I had a repeat kidney biopsy one week ago, & the results were positive thankfully. My kidneys showed signs of healing & improvement. We are finally on the way up!

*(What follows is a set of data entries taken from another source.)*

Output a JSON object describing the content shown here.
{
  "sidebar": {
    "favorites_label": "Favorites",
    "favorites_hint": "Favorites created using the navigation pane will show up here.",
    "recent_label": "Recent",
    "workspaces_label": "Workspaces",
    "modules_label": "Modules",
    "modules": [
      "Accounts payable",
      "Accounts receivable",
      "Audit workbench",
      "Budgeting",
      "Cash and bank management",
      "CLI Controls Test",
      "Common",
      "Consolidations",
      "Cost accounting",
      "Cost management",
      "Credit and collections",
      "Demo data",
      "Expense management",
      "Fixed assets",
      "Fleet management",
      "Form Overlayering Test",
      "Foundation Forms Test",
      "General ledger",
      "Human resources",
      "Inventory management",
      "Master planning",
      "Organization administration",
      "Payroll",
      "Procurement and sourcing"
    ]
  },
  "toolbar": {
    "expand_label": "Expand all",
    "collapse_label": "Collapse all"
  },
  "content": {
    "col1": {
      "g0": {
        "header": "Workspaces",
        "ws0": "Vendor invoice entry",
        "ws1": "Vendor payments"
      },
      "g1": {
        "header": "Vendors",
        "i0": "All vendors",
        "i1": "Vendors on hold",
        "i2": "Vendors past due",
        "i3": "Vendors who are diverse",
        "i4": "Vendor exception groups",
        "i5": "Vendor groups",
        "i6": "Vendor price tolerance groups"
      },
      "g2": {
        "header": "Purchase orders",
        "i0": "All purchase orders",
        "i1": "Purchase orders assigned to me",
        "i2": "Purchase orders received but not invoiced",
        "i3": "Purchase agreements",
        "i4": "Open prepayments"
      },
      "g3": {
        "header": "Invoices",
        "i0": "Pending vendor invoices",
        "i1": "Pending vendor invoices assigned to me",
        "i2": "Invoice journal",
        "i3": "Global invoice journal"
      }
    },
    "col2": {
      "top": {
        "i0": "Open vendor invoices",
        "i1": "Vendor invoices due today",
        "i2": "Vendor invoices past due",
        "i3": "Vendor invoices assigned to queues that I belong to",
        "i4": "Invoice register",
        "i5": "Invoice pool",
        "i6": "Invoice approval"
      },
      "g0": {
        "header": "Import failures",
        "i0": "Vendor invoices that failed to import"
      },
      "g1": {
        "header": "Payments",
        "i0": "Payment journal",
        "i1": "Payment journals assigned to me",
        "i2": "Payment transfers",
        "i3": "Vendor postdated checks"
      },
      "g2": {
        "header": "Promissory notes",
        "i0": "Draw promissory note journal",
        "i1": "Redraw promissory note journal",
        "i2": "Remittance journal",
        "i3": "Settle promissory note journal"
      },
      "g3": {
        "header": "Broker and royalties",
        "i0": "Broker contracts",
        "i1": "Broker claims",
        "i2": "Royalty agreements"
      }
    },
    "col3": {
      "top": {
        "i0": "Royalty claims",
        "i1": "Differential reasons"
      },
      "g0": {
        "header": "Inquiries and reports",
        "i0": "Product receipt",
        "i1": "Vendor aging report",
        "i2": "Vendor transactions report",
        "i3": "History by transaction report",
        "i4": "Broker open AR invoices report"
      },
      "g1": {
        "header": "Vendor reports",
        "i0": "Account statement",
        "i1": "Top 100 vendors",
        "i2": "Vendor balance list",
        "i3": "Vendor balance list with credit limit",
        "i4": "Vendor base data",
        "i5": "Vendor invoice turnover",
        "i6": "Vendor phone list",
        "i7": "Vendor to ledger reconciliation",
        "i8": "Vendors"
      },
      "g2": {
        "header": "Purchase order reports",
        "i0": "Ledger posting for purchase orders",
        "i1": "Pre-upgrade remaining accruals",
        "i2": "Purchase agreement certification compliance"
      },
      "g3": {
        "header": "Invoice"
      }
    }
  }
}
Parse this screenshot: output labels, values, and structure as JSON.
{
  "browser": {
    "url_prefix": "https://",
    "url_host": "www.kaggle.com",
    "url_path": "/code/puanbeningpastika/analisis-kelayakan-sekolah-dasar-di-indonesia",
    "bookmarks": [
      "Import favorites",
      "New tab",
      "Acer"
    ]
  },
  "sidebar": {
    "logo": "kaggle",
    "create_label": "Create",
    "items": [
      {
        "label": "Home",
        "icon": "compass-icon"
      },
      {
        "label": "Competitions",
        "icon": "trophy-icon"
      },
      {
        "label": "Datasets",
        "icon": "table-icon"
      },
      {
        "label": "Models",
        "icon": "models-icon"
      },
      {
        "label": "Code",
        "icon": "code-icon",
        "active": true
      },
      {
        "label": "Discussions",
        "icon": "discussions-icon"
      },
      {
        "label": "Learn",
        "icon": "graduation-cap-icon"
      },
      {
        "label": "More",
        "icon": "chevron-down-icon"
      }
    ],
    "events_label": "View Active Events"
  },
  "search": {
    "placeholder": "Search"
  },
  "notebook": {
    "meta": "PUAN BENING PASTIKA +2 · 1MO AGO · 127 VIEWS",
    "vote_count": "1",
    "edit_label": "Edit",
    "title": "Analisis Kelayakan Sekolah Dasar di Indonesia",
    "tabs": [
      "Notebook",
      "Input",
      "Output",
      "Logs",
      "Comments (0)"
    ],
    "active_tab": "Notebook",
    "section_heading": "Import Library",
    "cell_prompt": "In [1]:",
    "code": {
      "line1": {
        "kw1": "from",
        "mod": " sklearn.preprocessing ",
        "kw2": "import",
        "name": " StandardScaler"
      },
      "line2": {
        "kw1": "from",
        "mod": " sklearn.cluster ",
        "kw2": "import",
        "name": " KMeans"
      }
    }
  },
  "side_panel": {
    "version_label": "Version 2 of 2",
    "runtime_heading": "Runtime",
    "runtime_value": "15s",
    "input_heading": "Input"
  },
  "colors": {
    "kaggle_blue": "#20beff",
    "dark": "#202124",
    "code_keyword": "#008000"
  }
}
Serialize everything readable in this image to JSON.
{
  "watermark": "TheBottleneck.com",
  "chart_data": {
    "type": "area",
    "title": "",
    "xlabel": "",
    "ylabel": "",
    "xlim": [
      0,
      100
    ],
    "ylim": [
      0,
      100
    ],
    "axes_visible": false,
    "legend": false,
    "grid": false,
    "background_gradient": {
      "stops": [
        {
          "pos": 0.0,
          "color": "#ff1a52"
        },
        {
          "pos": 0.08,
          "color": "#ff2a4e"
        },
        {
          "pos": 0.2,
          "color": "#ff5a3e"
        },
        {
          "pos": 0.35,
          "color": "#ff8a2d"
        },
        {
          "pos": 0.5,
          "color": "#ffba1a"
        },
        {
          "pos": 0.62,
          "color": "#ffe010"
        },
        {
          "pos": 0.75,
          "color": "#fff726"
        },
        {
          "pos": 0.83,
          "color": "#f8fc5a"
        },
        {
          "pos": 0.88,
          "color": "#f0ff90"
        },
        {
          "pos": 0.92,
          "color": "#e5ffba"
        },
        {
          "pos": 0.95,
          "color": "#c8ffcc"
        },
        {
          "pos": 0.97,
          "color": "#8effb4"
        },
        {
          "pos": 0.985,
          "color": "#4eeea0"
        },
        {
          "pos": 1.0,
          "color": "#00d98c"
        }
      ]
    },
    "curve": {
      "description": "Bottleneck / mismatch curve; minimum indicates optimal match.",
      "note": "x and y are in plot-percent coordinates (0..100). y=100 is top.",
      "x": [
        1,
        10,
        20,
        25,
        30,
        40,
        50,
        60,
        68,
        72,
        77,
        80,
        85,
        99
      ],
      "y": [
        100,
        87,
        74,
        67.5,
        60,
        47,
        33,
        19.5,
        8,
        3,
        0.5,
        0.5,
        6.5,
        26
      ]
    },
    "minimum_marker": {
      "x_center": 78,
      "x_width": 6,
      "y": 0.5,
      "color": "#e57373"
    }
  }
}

I’ve always believed things to happen in 3’s. Good & bad. Maybe this is my third. I went from being a student doctor.. taking patient’s histories, performing exams, shadowing teams.. to the next day being an in-patient in a hospital bed feeling vulnerable, fragile,scared. Through every challenging experience I’ve had in my 24 years on this earth, I always find that there is a blessing , a lesson in everything that I’m faced with. This year, with all it’s health obstacles, has fully cemented for me my passion & drive to pursue a career in medicine. I want to be the type of doctor that I would like to meet. I hope to never underestimate or take for granted the power of a smile or kind word, because I ,as a patient, have been on the receiving end of this. It breaks my heart when I read & hear of all in the injustices & inequality in our health care system. There is so many cracks & flaws in the HSE, but what we do have to focus on us the thousands of nurses & doctors who work themselves to the bone for the betterment of their patients. I met junior doctors in the middle of the night who had bags under their eyes, coffee stained clothes, their bleeps going off constantly but still managed to treat me with the utmost humanity & dignity. A nurse on my ward who soothed a distressed elderly woman & rubbed her head until she fell back asleep. A member of the catering staff who remembered what yogurt I liked & brought me one every morning. These are the unsung heroes of our society. The women & men working behind the scenes holding our healthcare system together at the seams despite all the daily walls they encounter.
I am going to sign off by leaving these words here that a dear friend sent me when I needed them the most.
“We are all broken & damaged, & we aren’t quite fixed yet. A lot of us have gone through hell. And do you know what? We came back. We came back stronger. And do you know why? Because we are warriors. And warriors fight.”